Accidental CMS

Nov 29, 2013

When I started reading this article called CMS Trap, I had no idea what the hell he was talking about. As I pushed through, I began saying ‘yes’ more and more, and by the time I was finished I had to go back and re-read it again because so much rang true.

Here’s the gist:

Ruthlessly axe the moving parts in your app.

The primary target of the article is admin interfaces. Elaborate architectures and interfaces make our code exponentially harder to refactor and extend. Simple changes become bogged down in database migrations, complex dependencies and unpredictable production data.

Near the end, he proposes some simpler alternatives to a full blow database- backed CRUD admin interface. A class, a static page, a constant or a string in the database.

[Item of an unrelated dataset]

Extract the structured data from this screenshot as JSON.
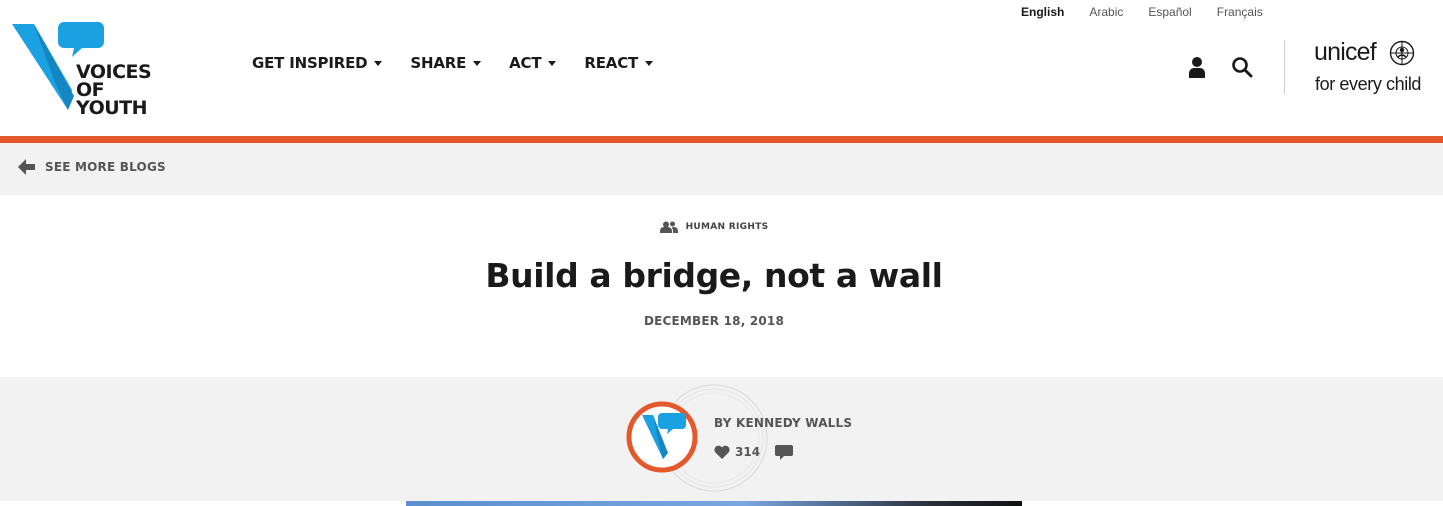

I’d like to propose another. A technique that I’ve been using more and more:

Static Models

These are models that look and behave just like your standard database-backed models, with the exception that they just store hard-coded values.

It should be pretty easy to mimic the interface of your standard model classes. The rest of your code doesn’t need to know where that data is coming from, and doesn’t need to change if you decide it really needs to be database backed.

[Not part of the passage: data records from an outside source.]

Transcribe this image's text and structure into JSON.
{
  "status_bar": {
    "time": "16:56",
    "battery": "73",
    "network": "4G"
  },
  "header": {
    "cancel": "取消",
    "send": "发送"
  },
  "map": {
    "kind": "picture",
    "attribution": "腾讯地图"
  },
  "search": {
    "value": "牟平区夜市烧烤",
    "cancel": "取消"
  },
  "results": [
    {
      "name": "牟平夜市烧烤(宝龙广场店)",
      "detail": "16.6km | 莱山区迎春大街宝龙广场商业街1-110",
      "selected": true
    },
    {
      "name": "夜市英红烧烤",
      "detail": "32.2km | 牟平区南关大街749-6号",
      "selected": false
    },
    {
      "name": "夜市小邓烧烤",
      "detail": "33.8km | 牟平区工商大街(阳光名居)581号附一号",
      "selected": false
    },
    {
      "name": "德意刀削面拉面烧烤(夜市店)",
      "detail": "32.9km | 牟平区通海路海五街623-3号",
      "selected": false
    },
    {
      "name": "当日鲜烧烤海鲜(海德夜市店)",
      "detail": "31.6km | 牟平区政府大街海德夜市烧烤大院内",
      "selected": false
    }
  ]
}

Here’s how it looks in DataMapper:

class Countries
  def self.all
    [{:name => 'US'}, {:name => 'CA'}]
  end
end

class Users
  def self.all
    YAML.load_file('data/users.yml')
  end
end

Go ahead and fake any other model methods you might need as well.

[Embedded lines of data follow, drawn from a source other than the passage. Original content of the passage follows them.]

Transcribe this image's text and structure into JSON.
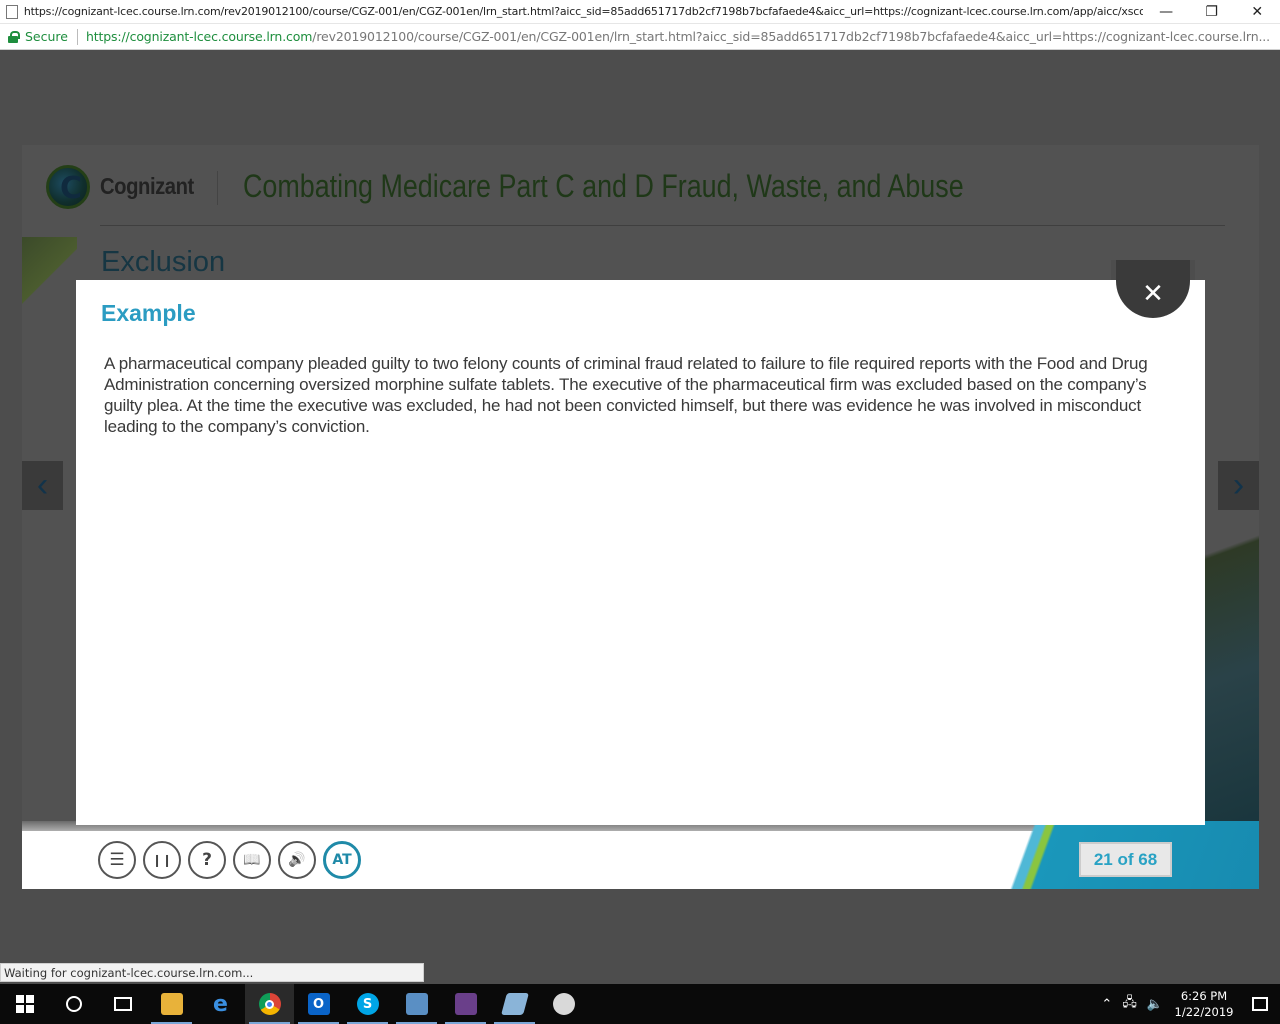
{
  "window": {
    "title": "https://cognizant-lcec.course.lrn.com/rev2019012100/course/CGZ-001/en/CGZ-001en/lrn_start.html?aicc_sid=85add651717db2cf7198b7bcfafaede4&aicc_url=https://cognizant-lcec.course.lrn.com/app/aicc/xsco...",
    "minimize": "—",
    "restore": "❐",
    "close": "✕"
  },
  "address": {
    "secure_label": "Secure",
    "url_host": "https://cognizant-lcec.course.lrn.com",
    "url_rest": "/rev2019012100/course/CGZ-001/en/CGZ-001en/lrn_start.html?aicc_sid=85add651717db2cf7198b7bcfafaede4&aicc_url=https://cognizant-lcec.course.lrn..."
  },
  "course": {
    "brand": "Cognizant",
    "title": "Combating Medicare Part C and D Fraud, Waste, and Abuse",
    "section_title": "Exclusion",
    "page_counter": "21 of 68",
    "controls": [
      {
        "name": "menu-button",
        "icon": "list-icon",
        "glyph": "☰"
      },
      {
        "name": "pause-button",
        "icon": "pause-icon",
        "glyph": "❙❙"
      },
      {
        "name": "help-button",
        "icon": "help-icon",
        "glyph": "?"
      },
      {
        "name": "glossary-button",
        "icon": "book-icon",
        "glyph": "📖"
      },
      {
        "name": "audio-button",
        "icon": "speaker-icon",
        "glyph": "🔊"
      },
      {
        "name": "text-size-button",
        "icon": "text-size-icon",
        "glyph": "AT"
      }
    ]
  },
  "modal": {
    "title": "Example",
    "body": "A pharmaceutical company pleaded guilty to two felony counts of criminal fraud related to failure to file required reports with the Food and Drug Administration concerning oversized morphine sulfate tablets. The executive of the pharmaceutical firm was excluded based on the company’s guilty plea. At the time the executive was excluded, he had not been convicted himself, but there was evidence he was involved in misconduct leading to the company’s conviction.",
    "close_glyph": "✕"
  },
  "status": {
    "text": "Waiting for cognizant-lcec.course.lrn.com..."
  },
  "taskbar": {
    "time": "6:26 PM",
    "date": "1/22/2019"
  },
  "colors": {
    "accent": "#2b9cc2",
    "secure": "#1e8e3e",
    "modal_bg": "#ffffff",
    "overlay": "#4d4d4d"
  }
}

I’ve been surprised at how flexible this approach is. It’s much easier to define tightly focused models, test their interactions, and refactor mercilessly while prototyping. Some never end up needing to be runtime-editable, so they can stay as they are. Others may come in handy as mock objects for testing (wrapping external API’s, for example).

So throw those generators and migrations away and keep things static as long as you can!

tags: Programming